V/A - Albania - Vocal and Instrumental Polyphony (1988)
So it looks like I've been terribly lazy with this blog again... Not to worry! In comes a guest post (all good blogs have them!) from a friend whom I will simply call Mr. IX, but who is also known to those who, err, know him as 'He with the vast music collection' or 'He of encyclopedic connoisseurship'. He even deigned to write a little blurb to go with it, and threw in some video links. Thanks, Mr. IX! Here goes.
As a kid I heard music from the Balkans and Anatolia but it took a while out of the parental home to start rediscovering it. The public library was the place to explore in those days and one day I got the Chants Du Monde release "Albania: Vocal And Instrumental Polyphonics". It hit me as one of the weirdest and grimmest traditional musics I heard until then, way before drone became fashionable again through Sunn0))) and the revival of the experiments in that field in the sixties and seventies. Yet, this was no experimental academic music but regular folks singing incredibly subtle harmonies dense with pain and dissonance (not as dissonant as some other traditions I learned later, like Georgian gurian style and gange singing from Croatia, but that stuff is even more alien and hard to relate to). I've heard a bunch of collections of this style of singing and this still stands as my favourite. Especially "Legend Of The Walled-In Woman" is nothing short of breathtaking.
The traditional Albanian polyphonic music can be divided into two major stylistic groups as performed by the Ghegs of northern Albania and Tosks and Labs living in the southern part of the country. The candidature file id dedicated to the iso-polyphonic music performed by the Tosks and Labs of southern Albania. The term iso is related to the ison of Byzantine church music and refers to the drone, which accompanies the polyphonic singing. The drone is performed in two ways: among the Tosks, it is always continuous and sung on the syllable ‘e’, using staggered breathing; while among the Labs, the drone is sometimes sung as a rhythmic tone, performed to the text of the song. It can be differentiated between two-, three- and four-voice polyphony.
Two-voice iso-polyphony represents the simplest form of Albanian polyphony and is popular all over southern Albania. Iso-polyphony is practised mainly by men, but there is a number of female singers, too. The music is performed at a wide range of social events, such as weddings, funerals, harvest feasts, religious celebrations and festivals such as the well-known Albanian folk festival in Gjirokastra.
Albanian iso-polyphony is characterised by songs consisting of three parts: two solo parts, a melody and a countermelody with a choral drone. Four-part singing is found less often and only among the Labs. This form consists also of two solo parts, but is accompanied by a double drone, one choral and one solo.
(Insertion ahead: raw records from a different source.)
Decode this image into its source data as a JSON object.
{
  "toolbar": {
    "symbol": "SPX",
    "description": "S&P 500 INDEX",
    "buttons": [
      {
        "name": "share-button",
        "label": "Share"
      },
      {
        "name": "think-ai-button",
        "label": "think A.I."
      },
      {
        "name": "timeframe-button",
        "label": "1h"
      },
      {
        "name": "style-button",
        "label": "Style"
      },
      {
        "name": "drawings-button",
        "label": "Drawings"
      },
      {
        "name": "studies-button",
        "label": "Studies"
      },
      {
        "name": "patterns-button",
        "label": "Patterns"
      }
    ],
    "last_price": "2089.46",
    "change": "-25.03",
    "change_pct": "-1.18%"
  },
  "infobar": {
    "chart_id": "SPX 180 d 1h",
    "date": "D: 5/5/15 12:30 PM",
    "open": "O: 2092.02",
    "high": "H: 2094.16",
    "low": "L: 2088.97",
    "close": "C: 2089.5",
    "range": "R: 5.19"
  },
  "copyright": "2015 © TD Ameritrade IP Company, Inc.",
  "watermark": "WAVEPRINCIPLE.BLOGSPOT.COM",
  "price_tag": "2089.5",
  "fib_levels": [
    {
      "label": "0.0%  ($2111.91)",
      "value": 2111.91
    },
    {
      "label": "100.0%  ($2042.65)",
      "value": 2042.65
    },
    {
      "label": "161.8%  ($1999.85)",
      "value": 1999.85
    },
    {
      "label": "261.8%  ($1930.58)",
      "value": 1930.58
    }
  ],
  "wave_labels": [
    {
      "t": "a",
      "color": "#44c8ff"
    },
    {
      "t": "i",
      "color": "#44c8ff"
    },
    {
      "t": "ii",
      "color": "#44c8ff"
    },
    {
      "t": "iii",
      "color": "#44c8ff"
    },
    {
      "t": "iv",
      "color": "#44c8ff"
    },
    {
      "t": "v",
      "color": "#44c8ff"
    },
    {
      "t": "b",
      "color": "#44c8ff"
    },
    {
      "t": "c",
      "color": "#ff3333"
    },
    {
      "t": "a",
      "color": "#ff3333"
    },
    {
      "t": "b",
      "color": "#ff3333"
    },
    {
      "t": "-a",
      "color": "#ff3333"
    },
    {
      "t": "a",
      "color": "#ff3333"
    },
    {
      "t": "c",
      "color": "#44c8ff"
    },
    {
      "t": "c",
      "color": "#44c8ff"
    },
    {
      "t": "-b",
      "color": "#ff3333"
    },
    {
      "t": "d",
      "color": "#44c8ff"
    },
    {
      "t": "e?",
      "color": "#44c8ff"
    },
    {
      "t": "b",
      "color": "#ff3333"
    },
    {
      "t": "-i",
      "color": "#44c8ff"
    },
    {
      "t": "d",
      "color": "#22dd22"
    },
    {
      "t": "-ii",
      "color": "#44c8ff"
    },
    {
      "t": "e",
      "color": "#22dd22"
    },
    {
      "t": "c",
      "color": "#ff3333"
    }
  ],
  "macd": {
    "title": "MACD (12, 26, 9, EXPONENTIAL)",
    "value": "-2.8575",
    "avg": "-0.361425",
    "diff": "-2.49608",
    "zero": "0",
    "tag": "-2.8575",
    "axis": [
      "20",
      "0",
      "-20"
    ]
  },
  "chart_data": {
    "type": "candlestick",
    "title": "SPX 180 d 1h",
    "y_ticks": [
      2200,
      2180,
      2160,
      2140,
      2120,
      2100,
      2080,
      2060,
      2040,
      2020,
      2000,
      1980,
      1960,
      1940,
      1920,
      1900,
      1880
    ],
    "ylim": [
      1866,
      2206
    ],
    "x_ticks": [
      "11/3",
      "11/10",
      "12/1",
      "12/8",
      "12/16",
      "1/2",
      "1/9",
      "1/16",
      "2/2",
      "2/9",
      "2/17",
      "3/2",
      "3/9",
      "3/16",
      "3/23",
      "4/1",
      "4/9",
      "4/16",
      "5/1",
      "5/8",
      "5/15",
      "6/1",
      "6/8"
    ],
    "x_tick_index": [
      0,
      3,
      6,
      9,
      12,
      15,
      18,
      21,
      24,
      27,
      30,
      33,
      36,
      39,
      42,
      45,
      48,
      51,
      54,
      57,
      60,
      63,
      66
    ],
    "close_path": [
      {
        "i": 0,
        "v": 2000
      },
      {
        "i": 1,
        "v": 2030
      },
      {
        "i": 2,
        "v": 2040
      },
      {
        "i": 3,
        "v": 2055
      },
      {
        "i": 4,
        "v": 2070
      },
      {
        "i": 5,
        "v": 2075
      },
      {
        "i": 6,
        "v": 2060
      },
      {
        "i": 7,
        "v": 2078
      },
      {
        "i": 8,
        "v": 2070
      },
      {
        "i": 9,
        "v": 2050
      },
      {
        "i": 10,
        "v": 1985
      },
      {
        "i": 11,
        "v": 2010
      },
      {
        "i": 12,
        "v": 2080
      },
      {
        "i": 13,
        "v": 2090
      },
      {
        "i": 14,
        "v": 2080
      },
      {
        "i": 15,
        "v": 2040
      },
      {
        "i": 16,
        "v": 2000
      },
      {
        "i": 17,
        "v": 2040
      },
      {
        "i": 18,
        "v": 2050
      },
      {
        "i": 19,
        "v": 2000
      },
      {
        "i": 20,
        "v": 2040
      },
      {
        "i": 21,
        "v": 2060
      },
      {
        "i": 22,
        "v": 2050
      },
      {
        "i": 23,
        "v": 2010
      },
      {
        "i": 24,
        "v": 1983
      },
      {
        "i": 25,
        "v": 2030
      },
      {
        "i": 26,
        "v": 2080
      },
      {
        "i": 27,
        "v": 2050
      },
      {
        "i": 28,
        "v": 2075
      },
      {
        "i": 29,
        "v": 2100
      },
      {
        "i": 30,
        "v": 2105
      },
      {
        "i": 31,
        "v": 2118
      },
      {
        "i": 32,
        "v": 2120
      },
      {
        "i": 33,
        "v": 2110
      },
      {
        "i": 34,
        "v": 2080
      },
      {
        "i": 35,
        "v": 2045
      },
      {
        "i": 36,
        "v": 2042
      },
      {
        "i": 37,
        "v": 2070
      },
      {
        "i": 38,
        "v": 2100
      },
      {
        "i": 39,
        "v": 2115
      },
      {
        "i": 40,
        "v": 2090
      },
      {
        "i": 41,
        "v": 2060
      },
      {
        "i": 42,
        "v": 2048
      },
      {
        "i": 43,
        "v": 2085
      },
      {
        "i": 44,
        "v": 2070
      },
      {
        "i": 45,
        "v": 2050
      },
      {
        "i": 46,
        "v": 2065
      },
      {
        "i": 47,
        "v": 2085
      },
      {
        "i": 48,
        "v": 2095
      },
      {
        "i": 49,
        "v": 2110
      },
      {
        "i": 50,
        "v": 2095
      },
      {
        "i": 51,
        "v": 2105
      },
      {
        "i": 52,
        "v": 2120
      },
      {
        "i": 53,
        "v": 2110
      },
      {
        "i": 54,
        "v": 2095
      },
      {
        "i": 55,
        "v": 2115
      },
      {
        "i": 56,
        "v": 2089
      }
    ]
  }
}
The structure of the solo parts differs according to the different ways of performing the drone, but there is also a great variety of structures within the two drone types, especially in the pedal style that is popular with all groups performing this music.
Over the last decades, the modest rise of cultural tourism, along with the growing interest of the research community in this unique folk tradition, has contributed to the revival of Albanian iso-polyphony.